Promises. Promises Film Project. Distributed by Cowboy Pictures. 2001. Promises follows the journey of one of the filmmakers Israeli-American B.Z Goldberg. He travels to Palestinian communities and settlements in the West Bank-places he had never ventured before-and to the familiar neighborhoods of Jerusalem. He meets seven Palestinian and Israeli children between the ages of nine and thirteen. Promises explores the Middle East conflict through their eyes. The Promises film project has now produced an educators’ guide to help teachers use the film appropriately in the classroom.
Armstrong, Karen. A Short History of Islam. Modern Library, 2002. Karen Armstrong’s introduction to Islam, though not very short, is vivid and accessible.
Aslan, Reza. No god but God: The Origins, Evolution, and Future of Islam. Random House Trade Paperbacks, updated 2011. This updated edition addresses the events of the past decade, analyzing how they have influenced Islam’s position in modern culture. Aslan explores what the popular demonstrations pushing for democracy in the Middle East mean for the future of Islam in the region, how the Internet and social media have affected Islam’s evolution, and how the war on terror has altered the geopolitical balance of power in the Middle East.
Esposito, John. Islam: The Straight Path. 3rd edition. Oxford University Press, 2004. This introductory book covers the history, teachings, and culture of Islam in the Near East.
Gettleman, Marvin and Stuart Schaar. The Middle East and Islamic World Reader. Grove Press, 2003. This anthology of primary sources covers everything from the Quran to medieval thinkers to contemporary leaders wrestling with how to reconcile culture, faith and modernization.
Sells, Michael. Approaching the Quran: The Early Revelations. White Cloud Press, 1999. Widely available in libraries, this book explores the Quran not only as a text but as sound, with an included CD that allows readers to also hear various different recitations of select verses.

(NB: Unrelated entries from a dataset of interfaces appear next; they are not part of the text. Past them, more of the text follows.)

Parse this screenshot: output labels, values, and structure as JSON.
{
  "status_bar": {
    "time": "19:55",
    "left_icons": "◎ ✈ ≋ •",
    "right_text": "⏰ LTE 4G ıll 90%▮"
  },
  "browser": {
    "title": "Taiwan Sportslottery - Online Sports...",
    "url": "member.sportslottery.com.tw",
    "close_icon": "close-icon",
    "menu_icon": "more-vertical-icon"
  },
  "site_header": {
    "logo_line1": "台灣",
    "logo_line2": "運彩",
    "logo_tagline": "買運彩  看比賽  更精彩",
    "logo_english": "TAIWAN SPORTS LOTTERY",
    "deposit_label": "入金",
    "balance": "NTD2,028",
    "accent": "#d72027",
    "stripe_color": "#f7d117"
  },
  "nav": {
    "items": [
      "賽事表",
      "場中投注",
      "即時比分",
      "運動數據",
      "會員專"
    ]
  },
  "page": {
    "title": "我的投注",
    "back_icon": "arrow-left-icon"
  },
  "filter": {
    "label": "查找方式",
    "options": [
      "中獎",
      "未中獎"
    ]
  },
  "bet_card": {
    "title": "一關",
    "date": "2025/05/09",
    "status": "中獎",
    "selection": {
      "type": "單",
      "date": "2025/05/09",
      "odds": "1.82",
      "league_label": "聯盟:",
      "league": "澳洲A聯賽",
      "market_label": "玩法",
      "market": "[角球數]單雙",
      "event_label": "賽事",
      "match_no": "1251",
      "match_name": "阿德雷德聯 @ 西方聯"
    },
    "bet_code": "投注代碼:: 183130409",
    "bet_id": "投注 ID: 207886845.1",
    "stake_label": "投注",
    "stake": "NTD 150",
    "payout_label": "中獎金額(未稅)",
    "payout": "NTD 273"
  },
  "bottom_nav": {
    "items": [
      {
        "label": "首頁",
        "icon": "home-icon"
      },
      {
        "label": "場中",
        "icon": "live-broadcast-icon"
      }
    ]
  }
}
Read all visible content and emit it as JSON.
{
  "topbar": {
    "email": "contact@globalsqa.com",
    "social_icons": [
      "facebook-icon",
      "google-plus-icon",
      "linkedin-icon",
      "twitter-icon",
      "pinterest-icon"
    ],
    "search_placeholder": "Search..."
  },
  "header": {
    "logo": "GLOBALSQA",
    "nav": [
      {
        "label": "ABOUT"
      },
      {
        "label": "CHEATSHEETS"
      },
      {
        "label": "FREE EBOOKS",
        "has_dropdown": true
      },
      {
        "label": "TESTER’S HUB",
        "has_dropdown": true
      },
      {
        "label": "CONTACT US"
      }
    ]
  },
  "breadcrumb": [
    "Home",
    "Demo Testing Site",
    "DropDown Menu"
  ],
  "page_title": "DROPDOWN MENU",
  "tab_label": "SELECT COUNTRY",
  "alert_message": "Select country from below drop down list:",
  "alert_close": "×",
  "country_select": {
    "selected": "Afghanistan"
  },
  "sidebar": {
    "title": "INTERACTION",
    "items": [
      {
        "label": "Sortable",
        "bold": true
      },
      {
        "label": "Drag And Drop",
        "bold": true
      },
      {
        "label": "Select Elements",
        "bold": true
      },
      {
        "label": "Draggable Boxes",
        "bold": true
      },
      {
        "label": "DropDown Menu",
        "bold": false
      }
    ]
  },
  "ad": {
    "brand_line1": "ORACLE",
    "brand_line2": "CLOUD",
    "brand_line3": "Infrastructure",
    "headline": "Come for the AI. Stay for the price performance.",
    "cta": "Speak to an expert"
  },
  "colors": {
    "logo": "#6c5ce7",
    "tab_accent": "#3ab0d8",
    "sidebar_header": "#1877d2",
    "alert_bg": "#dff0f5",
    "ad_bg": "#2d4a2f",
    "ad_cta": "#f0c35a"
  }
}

Children’s titles on religious traditions
For a more thorough list, please visit the various booklists in the For Educators Booklist sections.
Ramadan by Suhaib Hamid Ghazi and Omar Rayyan, 1996. This work also describes the Muslim holiday of Ramadan. Appropriate for Kindergarten through 3rd grade.
Sound the Shofar!: A Story for Rosh Hashanah and Yom Kippur by Leslie Himmelman and John Himmelman, 1998. This book focuses on the high holy days of Judaism and how one family celebrates together by helping out the less fortunate. Ages 3-6.
Time to Pray by Maha Addasi, 2010. This story provides a clear explanation of Muslim prayers and aspects of Islamic practice in a story that revolves around a loving relationship between a girl and her grandmother. Appropriate for grades 1-4.